With the re-establishment of commercial and diplomatic relations between Colombia and Venezuela, approaches have also been initiated for the latter’s return to the Andean Community system. In fact, in a presidential declaration of 4 November 2022, it was announced that ‘[W]e are determined to join the Andean Community of Nations’. If this were to materialise, one of its effects would be the application of the legal framework of the integration system, including Decision 351 Establishing the Common Regime on Copyright and Neighboring Rights and Decision 486 Establishing the Common Industrial Property Regime and its amendments, Decisions 632 and 689.

Moreover, Andean Community rules on matters that currently lack any internal regulation in Venezuela would also be applicable, such as Decisions 345 and 366 Establishing the Common Regime on the Protection of the Rights of Breeders of New Plant Varieties; Decisions 391, 423 and 448 Establishing the Common Regime on Access to Genetic Resources; and Decision 876 for a Common Regime on National Trademarks.

Finally, the Constitution of 2000 establishes the direct and preferential application of the rules derived from integration agreements. Therefore, once the formalities for Venezuela’s reintegration into the Andean Community are fulfilled, the aforementioned regulations should enter into force immediately.


Footnotes

[1] G.O. No. 6.710 (20 July 2022), Ley Orgánica de las Zonas Económicas Especiales (https://observatorio.gob.ve/wp-content/uploads/2022/07/Ley-organica-de-las-zonas<-economicas-especiales.pdf).

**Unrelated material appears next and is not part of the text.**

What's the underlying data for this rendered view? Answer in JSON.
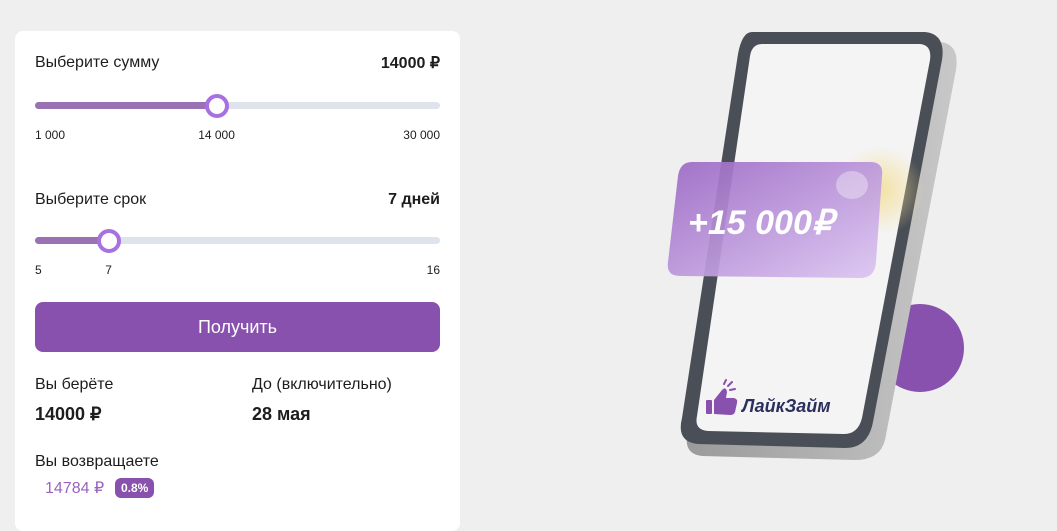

[2] República Bolivariana de Venezuela (24 March 2000), Constitución Nacional de la República Bolivariana de Venezuela (https://www.ariae.org/sites/default/files/2017-03/01-CONSTITUCI%C3%93N-NACIONAL%20.pdf).

Unlock unlimited access to all WTR content